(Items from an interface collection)
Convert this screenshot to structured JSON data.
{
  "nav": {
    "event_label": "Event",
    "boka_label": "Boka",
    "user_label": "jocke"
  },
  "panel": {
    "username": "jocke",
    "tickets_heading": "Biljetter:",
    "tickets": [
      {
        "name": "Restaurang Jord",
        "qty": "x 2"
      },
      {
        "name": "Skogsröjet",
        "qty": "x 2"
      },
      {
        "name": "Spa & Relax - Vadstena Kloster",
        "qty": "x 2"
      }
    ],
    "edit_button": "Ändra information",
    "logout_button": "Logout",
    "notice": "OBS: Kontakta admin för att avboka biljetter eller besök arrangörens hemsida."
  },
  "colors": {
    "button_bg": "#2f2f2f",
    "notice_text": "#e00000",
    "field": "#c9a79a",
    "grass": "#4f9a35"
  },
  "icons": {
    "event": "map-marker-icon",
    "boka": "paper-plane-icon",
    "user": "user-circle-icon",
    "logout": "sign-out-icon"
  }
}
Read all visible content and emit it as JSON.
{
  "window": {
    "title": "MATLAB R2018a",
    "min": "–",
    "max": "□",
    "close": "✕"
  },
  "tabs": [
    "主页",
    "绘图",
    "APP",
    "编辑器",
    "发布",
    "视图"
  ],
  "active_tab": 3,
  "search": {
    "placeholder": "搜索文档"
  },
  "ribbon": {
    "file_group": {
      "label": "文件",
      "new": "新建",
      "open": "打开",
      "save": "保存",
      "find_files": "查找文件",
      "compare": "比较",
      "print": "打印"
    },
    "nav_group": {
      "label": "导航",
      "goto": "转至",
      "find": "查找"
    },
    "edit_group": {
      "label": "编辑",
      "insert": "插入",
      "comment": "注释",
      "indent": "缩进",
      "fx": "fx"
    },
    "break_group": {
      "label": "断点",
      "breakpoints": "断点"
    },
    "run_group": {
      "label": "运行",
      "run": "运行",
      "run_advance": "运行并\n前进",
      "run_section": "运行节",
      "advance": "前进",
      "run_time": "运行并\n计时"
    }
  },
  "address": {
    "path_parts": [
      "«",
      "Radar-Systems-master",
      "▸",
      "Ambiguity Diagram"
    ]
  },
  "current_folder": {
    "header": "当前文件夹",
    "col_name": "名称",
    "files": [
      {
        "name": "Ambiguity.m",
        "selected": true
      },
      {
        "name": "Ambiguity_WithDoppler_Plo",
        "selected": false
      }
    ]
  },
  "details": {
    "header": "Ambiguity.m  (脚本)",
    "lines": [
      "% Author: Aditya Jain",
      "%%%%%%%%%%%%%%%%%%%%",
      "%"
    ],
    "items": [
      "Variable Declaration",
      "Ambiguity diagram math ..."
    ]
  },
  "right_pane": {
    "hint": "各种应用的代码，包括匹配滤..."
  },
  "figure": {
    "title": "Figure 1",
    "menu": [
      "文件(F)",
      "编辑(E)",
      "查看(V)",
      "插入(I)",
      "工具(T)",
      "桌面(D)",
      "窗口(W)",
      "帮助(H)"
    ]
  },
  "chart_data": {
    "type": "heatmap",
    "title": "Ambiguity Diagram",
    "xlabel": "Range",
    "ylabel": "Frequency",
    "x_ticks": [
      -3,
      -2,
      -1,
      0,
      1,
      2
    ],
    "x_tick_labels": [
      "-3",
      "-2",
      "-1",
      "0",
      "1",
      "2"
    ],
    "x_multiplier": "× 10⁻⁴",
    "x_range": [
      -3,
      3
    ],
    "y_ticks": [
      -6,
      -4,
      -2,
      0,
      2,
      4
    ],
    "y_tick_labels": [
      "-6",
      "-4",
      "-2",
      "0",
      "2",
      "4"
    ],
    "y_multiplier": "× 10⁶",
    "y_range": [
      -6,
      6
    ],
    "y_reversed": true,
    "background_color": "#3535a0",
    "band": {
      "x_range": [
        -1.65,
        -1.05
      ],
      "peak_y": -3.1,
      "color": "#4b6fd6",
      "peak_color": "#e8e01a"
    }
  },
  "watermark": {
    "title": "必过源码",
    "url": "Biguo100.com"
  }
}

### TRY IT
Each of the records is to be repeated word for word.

### RESPONSE AREA
Convert this screenshot to structured JSON data.
{
  "nav": {
    "event_label": "Event",
    "boka_label": "Boka",
    "user_label": "jocke"
  },
  "panel": {
    "username": "jocke",
    "tickets_heading": "Biljetter:",
    "tickets": [
      {
        "name": "Restaurang Jord",
        "qty": "x 2"
      },
      {
        "name": "Skogsröjet",
        "qty": "x 2"
      },
      {
        "name": "Spa & Relax - Vadstena Kloster",
        "qty": "x 2"
      }
    ],
    "edit_button": "Ändra information",
    "logout_button": "Logout",
    "notice": "OBS: Kontakta admin för att avboka biljetter eller besök arrangörens hemsida."
  },
  "colors": {
    "button_bg": "#2f2f2f",
    "notice_text": "#e00000",
    "field": "#c9a79a",
    "grass": "#4f9a35"
  },
  "icons": {
    "event": "map-marker-icon",
    "boka": "paper-plane-icon",
    "user": "user-circle-icon",
    "logout": "sign-out-icon"
  }
}
Read all visible content and emit it as JSON.
{
  "window": {
    "title": "MATLAB R2018a",
    "min": "–",
    "max": "□",
    "close": "✕"
  },
  "tabs": [
    "主页",
    "绘图",
    "APP",
    "编辑器",
    "发布",
    "视图"
  ],
  "active_tab": 3,
  "search": {
    "placeholder": "搜索文档"
  },
  "ribbon": {
    "file_group": {
      "label": "文件",
      "new": "新建",
      "open": "打开",
      "save": "保存",
      "find_files": "查找文件",
      "compare": "比较",
      "print": "打印"
    },
    "nav_group": {
      "label": "导航",
      "goto": "转至",
      "find": "查找"
    },
    "edit_group": {
      "label": "编辑",
      "insert": "插入",
      "comment": "注释",
      "indent": "缩进",
      "fx": "fx"
    },
    "break_group": {
      "label": "断点",
      "breakpoints": "断点"
    },
    "run_group": {
      "label": "运行",
      "run": "运行",
      "run_advance": "运行并\n前进",
      "run_section": "运行节",
      "advance": "前进",
      "run_time": "运行并\n计时"
    }
  },
  "address": {
    "path_parts": [
      "«",
      "Radar-Systems-master",
      "▸",
      "Ambiguity Diagram"
    ]
  },
  "current_folder": {
    "header": "当前文件夹",
    "col_name": "名称",
    "files": [
      {
        "name": "Ambiguity.m",
        "selected": true
      },
      {
        "name": "Ambiguity_WithDoppler_Plo",
        "selected": false
      }
    ]
  },
  "details": {
    "header": "Ambiguity.m  (脚本)",
    "lines": [
      "% Author: Aditya Jain",
      "%%%%%%%%%%%%%%%%%%%%",
      "%"
    ],
    "items": [
      "Variable Declaration",
      "Ambiguity diagram math ..."
    ]
  },
  "right_pane": {
    "hint": "各种应用的代码，包括匹配滤..."
  },
  "figure": {
    "title": "Figure 1",
    "menu": [
      "文件(F)",
      "编辑(E)",
      "查看(V)",
      "插入(I)",
      "工具(T)",
      "桌面(D)",
      "窗口(W)",
      "帮助(H)"
    ]
  },
  "chart_data": {
    "type": "heatmap",
    "title": "Ambiguity Diagram",
    "xlabel": "Range",
    "ylabel": "Frequency",
    "x_ticks": [
      -3,
      -2,
      -1,
      0,
      1,
      2
    ],
    "x_tick_labels": [
      "-3",
      "-2",
      "-1",
      "0",
      "1",
      "2"
    ],
    "x_multiplier": "× 10⁻⁴",
    "x_range": [
      -3,
      3
    ],
    "y_ticks": [
      -6,
      -4,
      -2,
      0,
      2,
      4
    ],
    "y_tick_labels": [
      "-6",
      "-4",
      "-2",
      "0",
      "2",
      "4"
    ],
    "y_multiplier": "× 10⁶",
    "y_range": [
      -6,
      6
    ],
    "y_reversed": true,
    "background_color": "#3535a0",
    "band": {
      "x_range": [
        -1.65,
        -1.05
      ],
      "peak_y": -3.1,
      "color": "#4b6fd6",
      "peak_color": "#e8e01a"
    }
  },
  "watermark": {
    "title": "必过源码",
    "url": "Biguo100.com"
  }
}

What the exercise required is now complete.